Element data from apps and pages:
═══
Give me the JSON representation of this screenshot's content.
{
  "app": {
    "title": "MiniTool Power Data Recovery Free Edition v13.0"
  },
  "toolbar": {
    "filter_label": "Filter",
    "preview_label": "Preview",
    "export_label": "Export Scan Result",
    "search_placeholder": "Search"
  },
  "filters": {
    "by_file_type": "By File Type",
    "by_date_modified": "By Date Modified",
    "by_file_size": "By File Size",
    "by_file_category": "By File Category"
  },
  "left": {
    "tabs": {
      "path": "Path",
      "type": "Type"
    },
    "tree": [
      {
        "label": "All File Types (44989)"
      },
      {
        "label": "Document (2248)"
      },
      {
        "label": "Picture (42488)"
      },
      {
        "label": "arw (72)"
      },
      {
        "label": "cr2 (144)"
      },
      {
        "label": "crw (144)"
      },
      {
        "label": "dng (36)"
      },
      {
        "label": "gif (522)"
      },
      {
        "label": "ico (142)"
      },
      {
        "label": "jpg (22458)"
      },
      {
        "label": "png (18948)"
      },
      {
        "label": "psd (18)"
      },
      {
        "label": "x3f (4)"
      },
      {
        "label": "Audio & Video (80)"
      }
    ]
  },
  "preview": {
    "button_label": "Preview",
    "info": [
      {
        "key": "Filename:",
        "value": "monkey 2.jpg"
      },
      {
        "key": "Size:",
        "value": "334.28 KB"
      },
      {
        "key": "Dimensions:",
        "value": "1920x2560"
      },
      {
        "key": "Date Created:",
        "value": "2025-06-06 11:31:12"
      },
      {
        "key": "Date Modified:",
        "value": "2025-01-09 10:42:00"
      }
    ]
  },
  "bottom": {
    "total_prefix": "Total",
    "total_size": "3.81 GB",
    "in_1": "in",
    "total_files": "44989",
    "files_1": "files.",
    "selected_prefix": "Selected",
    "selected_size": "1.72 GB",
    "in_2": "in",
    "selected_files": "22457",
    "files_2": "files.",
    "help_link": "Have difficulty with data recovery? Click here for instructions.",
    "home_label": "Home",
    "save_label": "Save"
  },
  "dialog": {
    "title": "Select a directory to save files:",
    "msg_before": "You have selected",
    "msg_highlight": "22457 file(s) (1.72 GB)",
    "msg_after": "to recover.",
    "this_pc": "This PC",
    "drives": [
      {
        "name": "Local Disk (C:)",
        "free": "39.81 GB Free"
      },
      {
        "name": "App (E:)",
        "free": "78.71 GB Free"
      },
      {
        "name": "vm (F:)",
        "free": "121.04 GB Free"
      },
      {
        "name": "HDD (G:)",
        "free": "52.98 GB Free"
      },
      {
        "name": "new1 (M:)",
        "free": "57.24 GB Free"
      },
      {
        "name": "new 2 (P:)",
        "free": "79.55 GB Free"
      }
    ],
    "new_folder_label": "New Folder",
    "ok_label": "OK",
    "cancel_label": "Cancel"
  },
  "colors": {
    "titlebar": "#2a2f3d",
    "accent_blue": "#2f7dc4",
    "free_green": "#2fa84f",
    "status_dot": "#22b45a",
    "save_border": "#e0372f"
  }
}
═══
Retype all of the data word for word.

Give me the JSON representation of this screenshot's content.
{
  "app": {
    "title": "MiniTool Power Data Recovery Free Edition v13.0"
  },
  "toolbar": {
    "filter_label": "Filter",
    "preview_label": "Preview",
    "export_label": "Export Scan Result",
    "search_placeholder": "Search"
  },
  "filters": {
    "by_file_type": "By File Type",
    "by_date_modified": "By Date Modified",
    "by_file_size": "By File Size",
    "by_file_category": "By File Category"
  },
  "left": {
    "tabs": {
      "path": "Path",
      "type": "Type"
    },
    "tree": [
      {
        "label": "All File Types (44989)"
      },
      {
        "label": "Document (2248)"
      },
      {
        "label": "Picture (42488)"
      },
      {
        "label": "arw (72)"
      },
      {
        "label": "cr2 (144)"
      },
      {
        "label": "crw (144)"
      },
      {
        "label": "dng (36)"
      },
      {
        "label": "gif (522)"
      },
      {
        "label": "ico (142)"
      },
      {
        "label": "jpg (22458)"
      },
      {
        "label": "png (18948)"
      },
      {
        "label": "psd (18)"
      },
      {
        "label": "x3f (4)"
      },
      {
        "label": "Audio & Video (80)"
      }
    ]
  },
  "preview": {
    "button_label": "Preview",
    "info": [
      {
        "key": "Filename:",
        "value": "monkey 2.jpg"
      },
      {
        "key": "Size:",
        "value": "334.28 KB"
      },
      {
        "key": "Dimensions:",
        "value": "1920x2560"
      },
      {
        "key": "Date Created:",
        "value": "2025-06-06 11:31:12"
      },
      {
        "key": "Date Modified:",
        "value": "2025-01-09 10:42:00"
      }
    ]
  },
  "bottom": {
    "total_prefix": "Total",
    "total_size": "3.81 GB",
    "in_1": "in",
    "total_files": "44989",
    "files_1": "files.",
    "selected_prefix": "Selected",
    "selected_size": "1.72 GB",
    "in_2": "in",
    "selected_files": "22457",
    "files_2": "files.",
    "help_link": "Have difficulty with data recovery? Click here for instructions.",
    "home_label": "Home",
    "save_label": "Save"
  },
  "dialog": {
    "title": "Select a directory to save files:",
    "msg_before": "You have selected",
    "msg_highlight": "22457 file(s) (1.72 GB)",
    "msg_after": "to recover.",
    "this_pc": "This PC",
    "drives": [
      {
        "name": "Local Disk (C:)",
        "free": "39.81 GB Free"
      },
      {
        "name": "App (E:)",
        "free": "78.71 GB Free"
      },
      {
        "name": "vm (F:)",
        "free": "121.04 GB Free"
      },
      {
        "name": "HDD (G:)",
        "free": "52.98 GB Free"
      },
      {
        "name": "new1 (M:)",
        "free": "57.24 GB Free"
      },
      {
        "name": "new 2 (P:)",
        "free": "79.55 GB Free"
      }
    ],
    "new_folder_label": "New Folder",
    "ok_label": "OK",
    "cancel_label": "Cancel"
  },
  "colors": {
    "titlebar": "#2a2f3d",
    "accent_blue": "#2f7dc4",
    "free_green": "#2fa84f",
    "status_dot": "#22b45a",
    "save_border": "#e0372f"
  }
}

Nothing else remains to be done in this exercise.